Data to process Start Marker

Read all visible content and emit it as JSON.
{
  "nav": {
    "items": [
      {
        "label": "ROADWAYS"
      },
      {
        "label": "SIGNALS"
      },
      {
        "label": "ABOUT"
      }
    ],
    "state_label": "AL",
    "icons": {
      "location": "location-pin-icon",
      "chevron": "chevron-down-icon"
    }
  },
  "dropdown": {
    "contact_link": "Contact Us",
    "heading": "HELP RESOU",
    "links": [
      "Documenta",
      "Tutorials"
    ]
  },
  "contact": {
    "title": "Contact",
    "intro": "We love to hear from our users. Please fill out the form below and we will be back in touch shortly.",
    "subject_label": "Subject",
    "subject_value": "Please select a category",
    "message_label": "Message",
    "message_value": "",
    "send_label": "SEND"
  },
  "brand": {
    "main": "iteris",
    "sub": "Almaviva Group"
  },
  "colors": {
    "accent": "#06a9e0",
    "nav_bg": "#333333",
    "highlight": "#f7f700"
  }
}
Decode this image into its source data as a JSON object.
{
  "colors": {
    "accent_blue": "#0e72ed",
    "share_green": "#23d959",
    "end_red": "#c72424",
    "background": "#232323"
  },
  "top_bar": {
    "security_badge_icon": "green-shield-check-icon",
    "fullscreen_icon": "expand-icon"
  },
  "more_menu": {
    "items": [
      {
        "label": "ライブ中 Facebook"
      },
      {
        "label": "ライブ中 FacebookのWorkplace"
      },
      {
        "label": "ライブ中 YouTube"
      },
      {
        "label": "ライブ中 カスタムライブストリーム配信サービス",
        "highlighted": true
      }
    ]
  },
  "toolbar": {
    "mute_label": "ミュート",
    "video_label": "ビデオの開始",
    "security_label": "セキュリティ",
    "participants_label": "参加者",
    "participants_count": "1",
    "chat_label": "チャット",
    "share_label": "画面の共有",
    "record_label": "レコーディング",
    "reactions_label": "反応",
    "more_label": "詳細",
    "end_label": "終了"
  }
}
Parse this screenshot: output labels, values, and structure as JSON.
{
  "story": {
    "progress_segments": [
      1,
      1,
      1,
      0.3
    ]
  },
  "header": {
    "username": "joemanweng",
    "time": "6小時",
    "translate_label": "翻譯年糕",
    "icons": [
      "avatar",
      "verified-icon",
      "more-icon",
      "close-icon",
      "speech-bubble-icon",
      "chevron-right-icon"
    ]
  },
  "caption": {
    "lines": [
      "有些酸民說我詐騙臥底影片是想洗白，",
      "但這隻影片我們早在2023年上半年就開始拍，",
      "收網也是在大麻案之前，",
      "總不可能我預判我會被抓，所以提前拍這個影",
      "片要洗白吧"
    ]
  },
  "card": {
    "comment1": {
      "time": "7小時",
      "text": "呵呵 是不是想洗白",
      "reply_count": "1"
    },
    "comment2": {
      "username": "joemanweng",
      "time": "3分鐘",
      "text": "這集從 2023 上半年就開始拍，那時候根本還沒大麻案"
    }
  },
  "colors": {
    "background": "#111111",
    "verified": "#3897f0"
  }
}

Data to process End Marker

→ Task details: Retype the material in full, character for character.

→ Output of the task:
Read all visible content and emit it as JSON.
{
  "nav": {
    "items": [
      {
        "label": "ROADWAYS"
      },
      {
        "label": "SIGNALS"
      },
      {
        "label": "ABOUT"
      }
    ],
    "state_label": "AL",
    "icons": {
      "location": "location-pin-icon",
      "chevron": "chevron-down-icon"
    }
  },
  "dropdown": {
    "contact_link": "Contact Us",
    "heading": "HELP RESOU",
    "links": [
      "Documenta",
      "Tutorials"
    ]
  },
  "contact": {
    "title": "Contact",
    "intro": "We love to hear from our users. Please fill out the form below and we will be back in touch shortly.",
    "subject_label": "Subject",
    "subject_value": "Please select a category",
    "message_label": "Message",
    "message_value": "",
    "send_label": "SEND"
  },
  "brand": {
    "main": "iteris",
    "sub": "Almaviva Group"
  },
  "colors": {
    "accent": "#06a9e0",
    "nav_bg": "#333333",
    "highlight": "#f7f700"
  }
}
Decode this image into its source data as a JSON object.
{
  "colors": {
    "accent_blue": "#0e72ed",
    "share_green": "#23d959",
    "end_red": "#c72424",
    "background": "#232323"
  },
  "top_bar": {
    "security_badge_icon": "green-shield-check-icon",
    "fullscreen_icon": "expand-icon"
  },
  "more_menu": {
    "items": [
      {
        "label": "ライブ中 Facebook"
      },
      {
        "label": "ライブ中 FacebookのWorkplace"
      },
      {
        "label": "ライブ中 YouTube"
      },
      {
        "label": "ライブ中 カスタムライブストリーム配信サービス",
        "highlighted": true
      }
    ]
  },
  "toolbar": {
    "mute_label": "ミュート",
    "video_label": "ビデオの開始",
    "security_label": "セキュリティ",
    "participants_label": "参加者",
    "participants_count": "1",
    "chat_label": "チャット",
    "share_label": "画面の共有",
    "record_label": "レコーディング",
    "reactions_label": "反応",
    "more_label": "詳細",
    "end_label": "終了"
  }
}
Parse this screenshot: output labels, values, and structure as JSON.
{
  "story": {
    "progress_segments": [
      1,
      1,
      1,
      0.3
    ]
  },
  "header": {
    "username": "joemanweng",
    "time": "6小時",
    "translate_label": "翻譯年糕",
    "icons": [
      "avatar",
      "verified-icon",
      "more-icon",
      "close-icon",
      "speech-bubble-icon",
      "chevron-right-icon"
    ]
  },
  "caption": {
    "lines": [
      "有些酸民說我詐騙臥底影片是想洗白，",
      "但這隻影片我們早在2023年上半年就開始拍，",
      "收網也是在大麻案之前，",
      "總不可能我預判我會被抓，所以提前拍這個影",
      "片要洗白吧"
    ]
  },
  "card": {
    "comment1": {
      "time": "7小時",
      "text": "呵呵 是不是想洗白",
      "reply_count": "1"
    },
    "comment2": {
      "username": "joemanweng",
      "time": "3分鐘",
      "text": "這集從 2023 上半年就開始拍，那時候根本還沒大麻案"
    }
  },
  "colors": {
    "background": "#111111",
    "verified": "#3897f0"
  }
}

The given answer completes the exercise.